Provided records =>
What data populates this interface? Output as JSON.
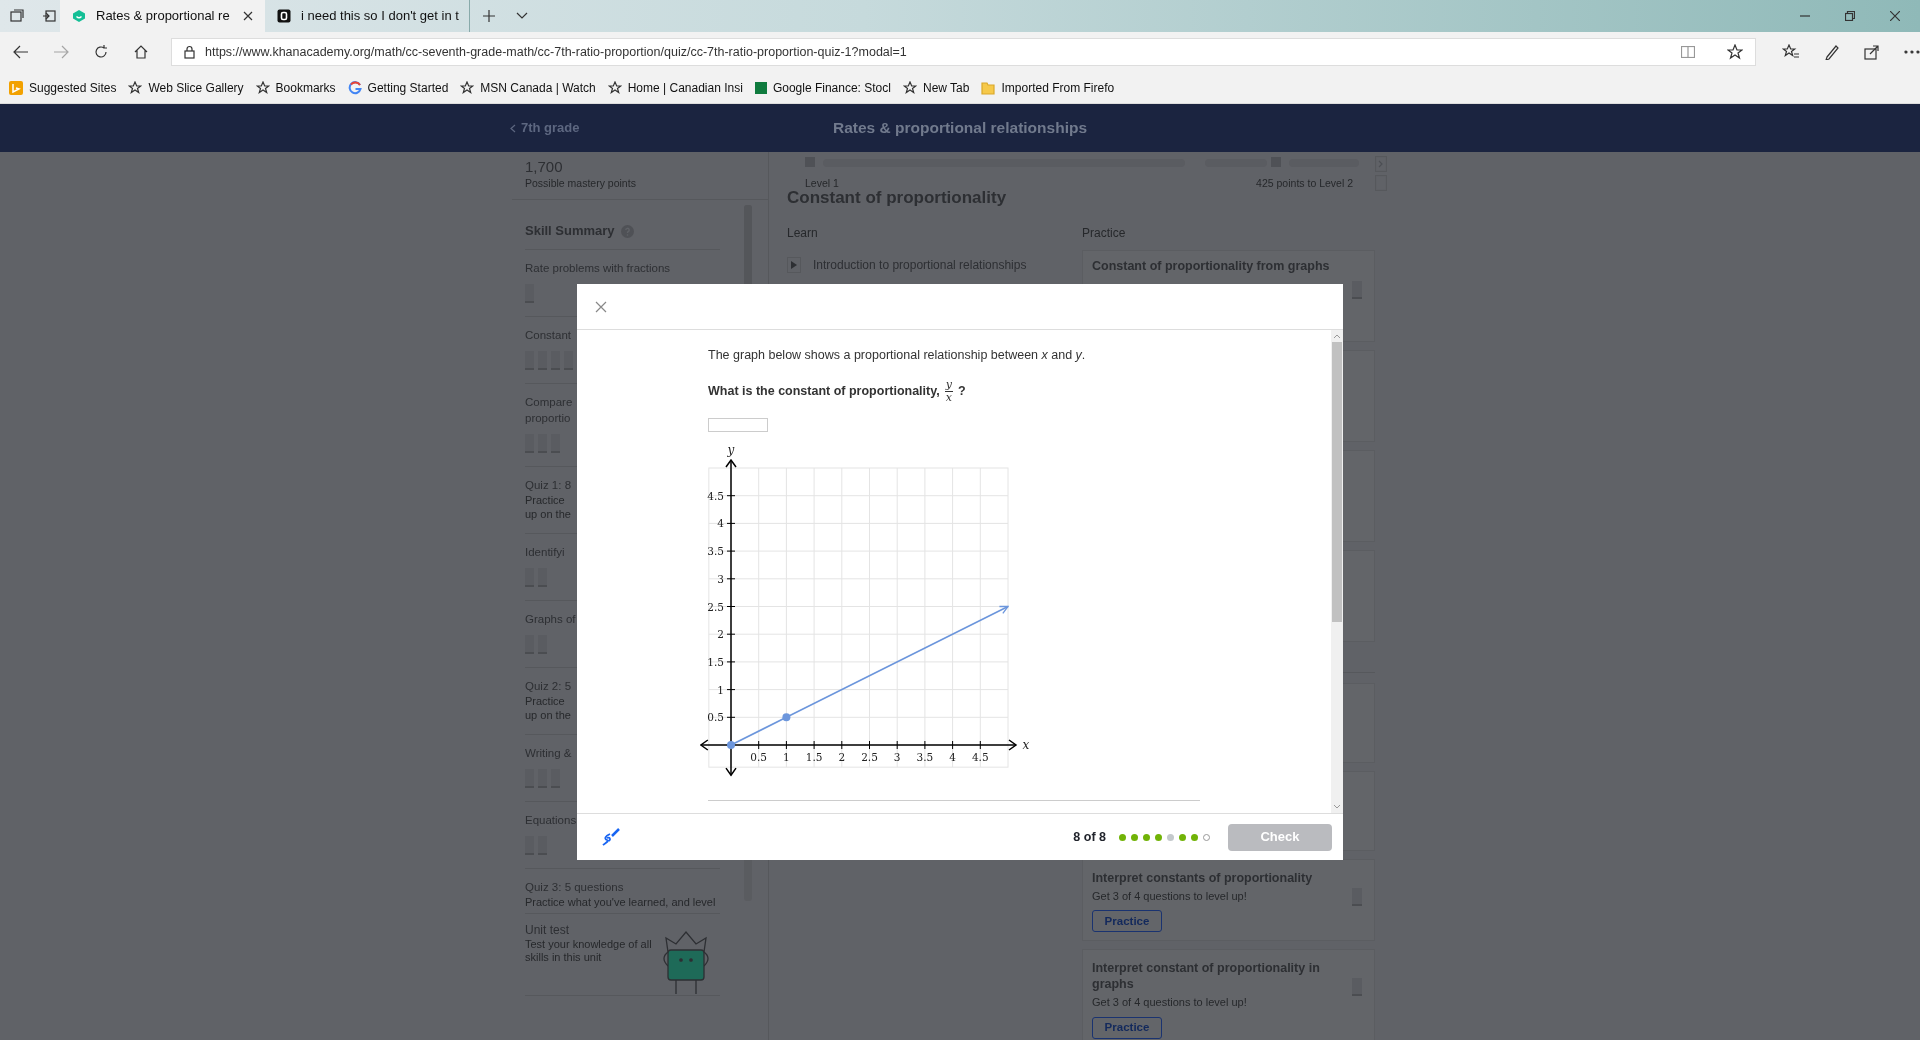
{
  "browser": {
    "tabs": [
      {
        "title": "Rates & proportional re",
        "selected": true
      },
      {
        "title": "i need this so I don't get in t",
        "selected": false
      }
    ],
    "address": "https://www.khanacademy.org/math/cc-seventh-grade-math/cc-7th-ratio-proportion/quiz/cc-7th-ratio-proportion-quiz-1?modal=1",
    "bookmarks": [
      {
        "label": "Suggested Sites",
        "kind": "bing"
      },
      {
        "label": "Web Slice Gallery",
        "kind": "star"
      },
      {
        "label": "Bookmarks",
        "kind": "star"
      },
      {
        "label": "Getting Started",
        "kind": "google"
      },
      {
        "label": "MSN Canada | Watch",
        "kind": "star"
      },
      {
        "label": "Home | Canadian Insi",
        "kind": "star"
      },
      {
        "label": "Google Finance: Stocl",
        "kind": "finance"
      },
      {
        "label": "New Tab",
        "kind": "star"
      },
      {
        "label": "Imported From Firefo",
        "kind": "folder"
      }
    ]
  },
  "header": {
    "back_link": "7th grade",
    "title": "Rates & proportional relationships"
  },
  "sidebar": {
    "points": "1,700",
    "points_label": "Possible mastery points",
    "section_title": "Skill Summary",
    "items": [
      {
        "kind": "skill",
        "lines": [
          "Rate problems with fractions"
        ],
        "boxes": [
          {
            "kind": "empty"
          }
        ]
      },
      {
        "kind": "skill",
        "lines": [
          "Constant"
        ],
        "boxes": [
          {
            "kind": "empty"
          },
          {
            "kind": "empty"
          },
          {
            "kind": "empty"
          },
          {
            "kind": "empty"
          }
        ]
      },
      {
        "kind": "skill",
        "lines": [
          "Compare",
          "proportio"
        ],
        "boxes": [
          {
            "kind": "empty"
          },
          {
            "kind": "empty"
          },
          {
            "kind": "empty"
          }
        ]
      },
      {
        "kind": "quiz",
        "lines": [
          "Quiz 1: 8"
        ],
        "description": [
          "Practice",
          "up on the"
        ]
      },
      {
        "kind": "skill",
        "lines": [
          "Identifyi"
        ],
        "boxes": [
          {
            "kind": "empty"
          },
          {
            "kind": "empty"
          }
        ]
      },
      {
        "kind": "skill",
        "lines": [
          "Graphs of"
        ],
        "boxes": [
          {
            "kind": "empty"
          },
          {
            "kind": "empty"
          }
        ]
      },
      {
        "kind": "quiz",
        "lines": [
          "Quiz 2: 5"
        ],
        "description": [
          "Practice",
          "up on the"
        ]
      },
      {
        "kind": "skill",
        "lines": [
          "Writing &"
        ],
        "boxes": [
          {
            "kind": "empty"
          },
          {
            "kind": "empty"
          },
          {
            "kind": "empty"
          }
        ]
      },
      {
        "kind": "skill",
        "lines": [
          "Equations"
        ],
        "boxes": [
          {
            "kind": "empty"
          },
          {
            "kind": "empty"
          }
        ]
      },
      {
        "kind": "quiz",
        "lines": [
          "Quiz 3: 5 questions"
        ],
        "description": [
          "Practice what you've learned, and level"
        ]
      }
    ],
    "unit_test": {
      "title": "Unit test",
      "description": [
        "Test your knowledge of all",
        "skills in this unit"
      ]
    }
  },
  "content": {
    "level_start": "Level 1",
    "level_end": "425 points to Level 2",
    "unit_title": "Constant of proportionality",
    "learn_heading": "Learn",
    "practice_heading": "Practice",
    "videos": [
      {
        "title": "Introduction to proportional relationships"
      }
    ],
    "top_card": {
      "title": "Constant of proportionality from graphs"
    },
    "lower_cards": [
      {
        "title": "Interpret constants of proportionality",
        "subtitle": "Get 3 of 4 questions to level up!",
        "button": "Practice"
      },
      {
        "title": "Interpret constant of proportionality in graphs",
        "subtitle": "Get 3 of 4 questions to level up!",
        "button": "Practice"
      }
    ]
  },
  "modal": {
    "intro": "The graph below shows a proportional relationship between *x* and *y*.",
    "question": "What is the constant of proportionality,",
    "fraction": {
      "numerator": "y",
      "denominator": "x"
    },
    "question_end": "?",
    "chart_data": {
      "type": "line",
      "grid": true,
      "xlabel": "x",
      "ylabel": "y",
      "x": [
        0,
        1,
        5
      ],
      "series": [
        {
          "color": "#6c96dc",
          "values": [
            0,
            0.5,
            2.5
          ]
        }
      ],
      "xlim": [
        -0.4,
        5
      ],
      "ylim": [
        -0.4,
        5
      ],
      "xticks": [
        0.5,
        1,
        1.5,
        2,
        2.5,
        3,
        3.5,
        4,
        4.5
      ],
      "yticks": [
        0.5,
        1,
        1.5,
        2,
        2.5,
        3,
        3.5,
        4,
        4.5
      ]
    },
    "progress_text": "8 of 8",
    "dots": [
      {
        "kind": "correct"
      },
      {
        "kind": "correct"
      },
      {
        "kind": "correct"
      },
      {
        "kind": "correct"
      },
      {
        "kind": "skipped"
      },
      {
        "kind": "correct"
      },
      {
        "kind": "correct"
      },
      {
        "kind": "current"
      }
    ],
    "check_button": {
      "label": "Check",
      "disabled": true
    }
  }
}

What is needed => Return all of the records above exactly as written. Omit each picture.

Solution =>
What data populates this interface? Output as JSON.
{
  "browser": {
    "tabs": [
      {
        "title": "Rates & proportional re",
        "selected": true
      },
      {
        "title": "i need this so I don't get in t",
        "selected": false
      }
    ],
    "address": "https://www.khanacademy.org/math/cc-seventh-grade-math/cc-7th-ratio-proportion/quiz/cc-7th-ratio-proportion-quiz-1?modal=1",
    "bookmarks": [
      {
        "label": "Suggested Sites",
        "kind": "bing"
      },
      {
        "label": "Web Slice Gallery",
        "kind": "star"
      },
      {
        "label": "Bookmarks",
        "kind": "star"
      },
      {
        "label": "Getting Started",
        "kind": "google"
      },
      {
        "label": "MSN Canada | Watch",
        "kind": "star"
      },
      {
        "label": "Home | Canadian Insi",
        "kind": "star"
      },
      {
        "label": "Google Finance: Stocl",
        "kind": "finance"
      },
      {
        "label": "New Tab",
        "kind": "star"
      },
      {
        "label": "Imported From Firefo",
        "kind": "folder"
      }
    ]
  },
  "header": {
    "back_link": "7th grade",
    "title": "Rates & proportional relationships"
  },
  "sidebar": {
    "points": "1,700",
    "points_label": "Possible mastery points",
    "section_title": "Skill Summary",
    "items": [
      {
        "kind": "skill",
        "lines": [
          "Rate problems with fractions"
        ],
        "boxes": [
          {
            "kind": "empty"
          }
        ]
      },
      {
        "kind": "skill",
        "lines": [
          "Constant"
        ],
        "boxes": [
          {
            "kind": "empty"
          },
          {
            "kind": "empty"
          },
          {
            "kind": "empty"
          },
          {
            "kind": "empty"
          }
        ]
      },
      {
        "kind": "skill",
        "lines": [
          "Compare",
          "proportio"
        ],
        "boxes": [
          {
            "kind": "empty"
          },
          {
            "kind": "empty"
          },
          {
            "kind": "empty"
          }
        ]
      },
      {
        "kind": "quiz",
        "lines": [
          "Quiz 1: 8"
        ],
        "description": [
          "Practice",
          "up on the"
        ]
      },
      {
        "kind": "skill",
        "lines": [
          "Identifyi"
        ],
        "boxes": [
          {
            "kind": "empty"
          },
          {
            "kind": "empty"
          }
        ]
      },
      {
        "kind": "skill",
        "lines": [
          "Graphs of"
        ],
        "boxes": [
          {
            "kind": "empty"
          },
          {
            "kind": "empty"
          }
        ]
      },
      {
        "kind": "quiz",
        "lines": [
          "Quiz 2: 5"
        ],
        "description": [
          "Practice",
          "up on the"
        ]
      },
      {
        "kind": "skill",
        "lines": [
          "Writing &"
        ],
        "boxes": [
          {
            "kind": "empty"
          },
          {
            "kind": "empty"
          },
          {
            "kind": "empty"
          }
        ]
      },
      {
        "kind": "skill",
        "lines": [
          "Equations"
        ],
        "boxes": [
          {
            "kind": "empty"
          },
          {
            "kind": "empty"
          }
        ]
      },
      {
        "kind": "quiz",
        "lines": [
          "Quiz 3: 5 questions"
        ],
        "description": [
          "Practice what you've learned, and level"
        ]
      }
    ],
    "unit_test": {
      "title": "Unit test",
      "description": [
        "Test your knowledge of all",
        "skills in this unit"
      ]
    }
  },
  "content": {
    "level_start": "Level 1",
    "level_end": "425 points to Level 2",
    "unit_title": "Constant of proportionality",
    "learn_heading": "Learn",
    "practice_heading": "Practice",
    "videos": [
      {
        "title": "Introduction to proportional relationships"
      }
    ],
    "top_card": {
      "title": "Constant of proportionality from graphs"
    },
    "lower_cards": [
      {
        "title": "Interpret constants of proportionality",
        "subtitle": "Get 3 of 4 questions to level up!",
        "button": "Practice"
      },
      {
        "title": "Interpret constant of proportionality in graphs",
        "subtitle": "Get 3 of 4 questions to level up!",
        "button": "Practice"
      }
    ]
  },
  "modal": {
    "intro": "The graph below shows a proportional relationship between *x* and *y*.",
    "question": "What is the constant of proportionality,",
    "fraction": {
      "numerator": "y",
      "denominator": "x"
    },
    "question_end": "?",
    "chart_data": {
      "type": "line",
      "grid": true,
      "xlabel": "x",
      "ylabel": "y",
      "x": [
        0,
        1,
        5
      ],
      "series": [
        {
          "color": "#6c96dc",
          "values": [
            0,
            0.5,
            2.5
          ]
        }
      ],
      "xlim": [
        -0.4,
        5
      ],
      "ylim": [
        -0.4,
        5
      ],
      "xticks": [
        0.5,
        1,
        1.5,
        2,
        2.5,
        3,
        3.5,
        4,
        4.5
      ],
      "yticks": [
        0.5,
        1,
        1.5,
        2,
        2.5,
        3,
        3.5,
        4,
        4.5
      ]
    },
    "progress_text": "8 of 8",
    "dots": [
      {
        "kind": "correct"
      },
      {
        "kind": "correct"
      },
      {
        "kind": "correct"
      },
      {
        "kind": "correct"
      },
      {
        "kind": "skipped"
      },
      {
        "kind": "correct"
      },
      {
        "kind": "correct"
      },
      {
        "kind": "current"
      }
    ],
    "check_button": {
      "label": "Check",
      "disabled": true
    }
  }
}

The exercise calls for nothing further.